Legal consumption of alcohol and going to a disco with a bunch of girls her own age were foreign concepts to Jackie Toombs when she arrived in Emden, Germany, last month as part of a Rotary Club exchange.
At 17, Toombs is still two years too young to be part of the nightlife in Prince George, but it was nothing new to Birte Wiegmann, 17, her exchange host. The day Wiegmann turned 16, she was free to show up at a bar and ask for a pitcher of beer or a glass of champagne. Such are the nuances of life as German teenager.
"They like to go out every night. Me, not so much," said Toombs.
"I was able to get in the pubs but I don't drink. I didn't really like going to the bars. It was a big change for me. They have different traditions."
Toombs lives with her family on an acreage near Mud River, where games with the family or camping are regular summertime activities. Rather than sipping suds in a caf, she much preferred the evening barbecues and bonfires with Wiegmann and her friends.
"We don't go to discos every weekend, maybe one or two times a month," said Wiegmann. "Drinking in bars is just normal. I think it's bad we can't do that [in Canada], because I like going out."
Wiegmann's mom made Toombs feel more at home during the three weeks she was in Emden when she took down the German flag and replaced it with a Canadian flag. Her host family had difficulty finding meat replacements to accommodate the vegetarian diet Toombs follows, but they eventually got that worked out.
Wiegmann is fluent in English, having learned it in school for seven years, and that's giving her an advantage Toombs didn't have in Germany. Wiegmann has been in Prince George for a week and loved her trip to Barkerville, where she developed a sense of B.C. history, even though it only dates back 150 years, a blink of an eye compared to that of Emden, a North Sea port city of about 80,000 that dates back to the eighth century.
"Everybody is very friendly here. All the time, strangers ask 'How are you?' or 'How was your day?' In Germany, they never do that. But here, you come into a clothing shop and they ask you that."
She rode the river trails in Prince George and visited the PGX, where she learned the hard way she doesn't like onion rings.
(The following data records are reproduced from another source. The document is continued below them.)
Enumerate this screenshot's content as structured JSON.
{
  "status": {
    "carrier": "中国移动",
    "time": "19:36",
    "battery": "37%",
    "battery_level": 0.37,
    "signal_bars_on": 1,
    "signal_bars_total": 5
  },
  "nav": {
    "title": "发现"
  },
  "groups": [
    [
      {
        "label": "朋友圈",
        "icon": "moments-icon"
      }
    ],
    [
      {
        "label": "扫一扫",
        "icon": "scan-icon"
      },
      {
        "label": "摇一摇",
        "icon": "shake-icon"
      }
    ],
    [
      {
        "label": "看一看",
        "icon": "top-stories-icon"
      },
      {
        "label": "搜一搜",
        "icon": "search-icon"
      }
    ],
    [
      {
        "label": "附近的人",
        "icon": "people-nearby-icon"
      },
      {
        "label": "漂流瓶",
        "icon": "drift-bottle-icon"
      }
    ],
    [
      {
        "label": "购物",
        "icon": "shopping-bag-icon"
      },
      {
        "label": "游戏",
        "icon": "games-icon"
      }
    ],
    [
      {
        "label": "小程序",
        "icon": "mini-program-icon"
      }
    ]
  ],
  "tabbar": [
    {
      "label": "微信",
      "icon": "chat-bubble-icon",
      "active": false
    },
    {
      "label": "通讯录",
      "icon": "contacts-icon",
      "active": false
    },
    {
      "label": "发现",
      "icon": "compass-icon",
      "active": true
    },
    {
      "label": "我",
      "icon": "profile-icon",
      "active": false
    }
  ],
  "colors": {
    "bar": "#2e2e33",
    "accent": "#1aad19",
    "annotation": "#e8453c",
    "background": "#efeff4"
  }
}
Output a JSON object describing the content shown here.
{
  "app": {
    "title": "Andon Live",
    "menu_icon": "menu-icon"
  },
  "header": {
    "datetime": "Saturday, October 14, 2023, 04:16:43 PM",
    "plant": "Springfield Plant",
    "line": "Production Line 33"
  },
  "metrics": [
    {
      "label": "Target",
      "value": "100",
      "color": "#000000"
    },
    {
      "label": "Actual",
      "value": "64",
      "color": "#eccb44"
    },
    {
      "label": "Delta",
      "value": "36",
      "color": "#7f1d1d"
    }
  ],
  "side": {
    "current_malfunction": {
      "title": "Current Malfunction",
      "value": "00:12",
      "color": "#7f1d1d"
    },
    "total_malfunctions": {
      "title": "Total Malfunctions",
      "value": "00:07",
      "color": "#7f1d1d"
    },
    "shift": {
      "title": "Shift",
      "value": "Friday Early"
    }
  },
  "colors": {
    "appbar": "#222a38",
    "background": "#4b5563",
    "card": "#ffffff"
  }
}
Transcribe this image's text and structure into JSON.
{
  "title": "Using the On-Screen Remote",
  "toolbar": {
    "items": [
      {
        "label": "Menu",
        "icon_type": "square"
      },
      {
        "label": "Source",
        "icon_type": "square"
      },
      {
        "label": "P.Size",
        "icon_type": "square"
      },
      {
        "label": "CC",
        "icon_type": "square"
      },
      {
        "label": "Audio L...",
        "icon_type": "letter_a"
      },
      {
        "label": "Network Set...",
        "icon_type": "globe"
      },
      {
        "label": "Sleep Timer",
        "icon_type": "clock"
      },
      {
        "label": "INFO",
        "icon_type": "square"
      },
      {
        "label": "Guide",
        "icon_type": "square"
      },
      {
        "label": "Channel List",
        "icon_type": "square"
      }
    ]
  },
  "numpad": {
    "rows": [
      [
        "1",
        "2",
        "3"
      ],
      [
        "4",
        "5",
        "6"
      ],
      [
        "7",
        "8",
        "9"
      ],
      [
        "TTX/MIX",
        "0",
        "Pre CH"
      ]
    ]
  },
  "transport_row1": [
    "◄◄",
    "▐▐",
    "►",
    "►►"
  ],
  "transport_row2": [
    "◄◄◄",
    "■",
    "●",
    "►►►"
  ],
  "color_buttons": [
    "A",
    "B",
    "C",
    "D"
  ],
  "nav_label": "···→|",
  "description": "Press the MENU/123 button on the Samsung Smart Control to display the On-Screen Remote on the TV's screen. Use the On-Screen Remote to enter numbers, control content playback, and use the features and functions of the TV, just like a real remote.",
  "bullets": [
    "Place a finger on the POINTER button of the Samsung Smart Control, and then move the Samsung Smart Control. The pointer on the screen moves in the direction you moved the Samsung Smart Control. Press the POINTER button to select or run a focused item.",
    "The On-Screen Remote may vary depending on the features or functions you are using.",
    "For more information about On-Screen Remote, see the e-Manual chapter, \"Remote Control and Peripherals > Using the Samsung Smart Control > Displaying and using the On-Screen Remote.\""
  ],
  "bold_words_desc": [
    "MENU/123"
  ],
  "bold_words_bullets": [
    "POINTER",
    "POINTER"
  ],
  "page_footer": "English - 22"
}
Wiegmann is amazed at the price of meat and cheese in Canada and figures just about everything except gasoline is more expensive than in Germany. She's still waiting to see her first moose or bear walking in the forest.
While in Germany, Toombs went waterskiing and climbing high ropes with Wiegmann. The town centre was close to where Wiegmann lives with her family so they either rode bikes into town or took the train. They travelled to Hamburg where they soared above the city in a hot air balloon, visited museums and the miniature wonderland, then rode rollercoasters at the Heidepark amusement park near Hanover.
This weekend, they'll spend a few days in Vancouver, staying with Tombs's German-speaking family friends and cross the border into Washington state for a wedding. They've also got a few days planned in Jasper, where they hope to get to the Miette Hot Springs, the Columbia Icefields and maybe Lake Louise.
Toombs has been involved in Rotary activities since she was seven, starting out as runner to dispatch drivers volunteering for the Operation Red Nose campaign at Christmas. The short-term Rotary exchange was her first overseas journey.
"It was an opportunity to see her culture first and compare it to my life," said Toombs. "Learning different languages and about different cultures helps widens your opportunities to learn new things about the world."
Jillian Budac was a late replacement selection for a year-long exchange to Belgium, sponsored by the Nechako Rotary Club. The other two Rotary Clubs in the city, Yellowhead and Downtown, also pay the freight for their long-term exchange students. Budac, 16, will be based in the small town of Esneux, a suburb of Lige, the third-largest city in Belgium, where she will be attending a French-speaking school.
"My French is terrible, I took it up until Grade 10 and I was never any good at it," said Budac, who prepped for her trip by taking Grade 12 courses at D.P. Todd secondary school.
"I'm looking forward to making new friends over there, learning history and seeing Europe. It's so much different from Canada."
Budac will be staying with three different host families. Her first family lives about a 20-minute train ride away from her school.
"The school is a stone building in the middle of the forest -- it's huge" said Budac. "It has statues and gardens and it looks high-end. I feel very fortunate to be part of this."
Rotary picks up the cost of flights, visa, and registration fees. The families of students are responsible for covering living costs. Budac will receive school credits only for a foreign language course and will have to go back to school in Prince George to earn enough credits to graduate.
As part of the D.P. Todd band, she'll miss a school trip to Los Angeles while she's in Belgium but she hopes to keep her musical skills.
"I can't take my trumpet with me -- it's too expensive -- but I'm hoping to borrow one while I'm there," she said.